Excerpts from an interface dataset
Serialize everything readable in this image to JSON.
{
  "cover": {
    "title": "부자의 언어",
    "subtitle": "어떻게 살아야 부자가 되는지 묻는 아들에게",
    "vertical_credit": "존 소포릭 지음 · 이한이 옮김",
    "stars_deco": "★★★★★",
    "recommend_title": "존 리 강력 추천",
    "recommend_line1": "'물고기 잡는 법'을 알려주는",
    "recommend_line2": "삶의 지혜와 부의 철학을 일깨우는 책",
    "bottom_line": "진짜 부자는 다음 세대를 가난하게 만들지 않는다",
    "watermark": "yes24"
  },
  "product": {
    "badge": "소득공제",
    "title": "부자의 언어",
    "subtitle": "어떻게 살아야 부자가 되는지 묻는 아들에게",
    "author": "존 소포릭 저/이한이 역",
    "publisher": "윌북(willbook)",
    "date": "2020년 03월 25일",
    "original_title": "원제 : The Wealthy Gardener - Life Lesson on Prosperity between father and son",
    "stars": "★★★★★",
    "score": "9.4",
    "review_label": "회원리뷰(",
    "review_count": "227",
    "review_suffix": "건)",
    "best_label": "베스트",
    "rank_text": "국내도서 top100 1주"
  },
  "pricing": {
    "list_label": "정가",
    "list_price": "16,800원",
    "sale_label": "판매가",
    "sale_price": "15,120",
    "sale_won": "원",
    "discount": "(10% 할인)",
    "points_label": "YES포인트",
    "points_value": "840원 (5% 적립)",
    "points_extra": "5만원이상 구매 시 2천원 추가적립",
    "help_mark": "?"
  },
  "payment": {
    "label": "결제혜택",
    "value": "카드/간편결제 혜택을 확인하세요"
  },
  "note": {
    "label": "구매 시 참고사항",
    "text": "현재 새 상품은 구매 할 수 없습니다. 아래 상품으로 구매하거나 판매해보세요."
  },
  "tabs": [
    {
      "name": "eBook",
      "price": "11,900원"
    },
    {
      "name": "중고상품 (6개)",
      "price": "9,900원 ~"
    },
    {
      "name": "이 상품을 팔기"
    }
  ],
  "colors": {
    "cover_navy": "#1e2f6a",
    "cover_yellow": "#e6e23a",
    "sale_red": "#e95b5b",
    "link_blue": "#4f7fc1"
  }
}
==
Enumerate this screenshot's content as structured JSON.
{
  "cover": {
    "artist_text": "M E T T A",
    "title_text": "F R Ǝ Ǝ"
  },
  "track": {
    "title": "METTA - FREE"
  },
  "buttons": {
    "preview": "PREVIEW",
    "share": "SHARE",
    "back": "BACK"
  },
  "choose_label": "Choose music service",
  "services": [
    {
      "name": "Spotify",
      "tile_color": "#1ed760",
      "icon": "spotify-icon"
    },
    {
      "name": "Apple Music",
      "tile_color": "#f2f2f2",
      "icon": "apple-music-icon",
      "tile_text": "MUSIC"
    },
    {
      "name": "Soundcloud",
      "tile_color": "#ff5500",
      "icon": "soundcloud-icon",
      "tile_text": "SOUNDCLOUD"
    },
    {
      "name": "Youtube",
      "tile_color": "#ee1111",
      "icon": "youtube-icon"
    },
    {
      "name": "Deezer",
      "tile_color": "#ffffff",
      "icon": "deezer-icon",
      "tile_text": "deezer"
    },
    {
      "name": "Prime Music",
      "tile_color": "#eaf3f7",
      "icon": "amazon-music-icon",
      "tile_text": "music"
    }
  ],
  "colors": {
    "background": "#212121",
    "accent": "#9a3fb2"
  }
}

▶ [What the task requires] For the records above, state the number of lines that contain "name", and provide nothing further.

▶ [Solution below] 9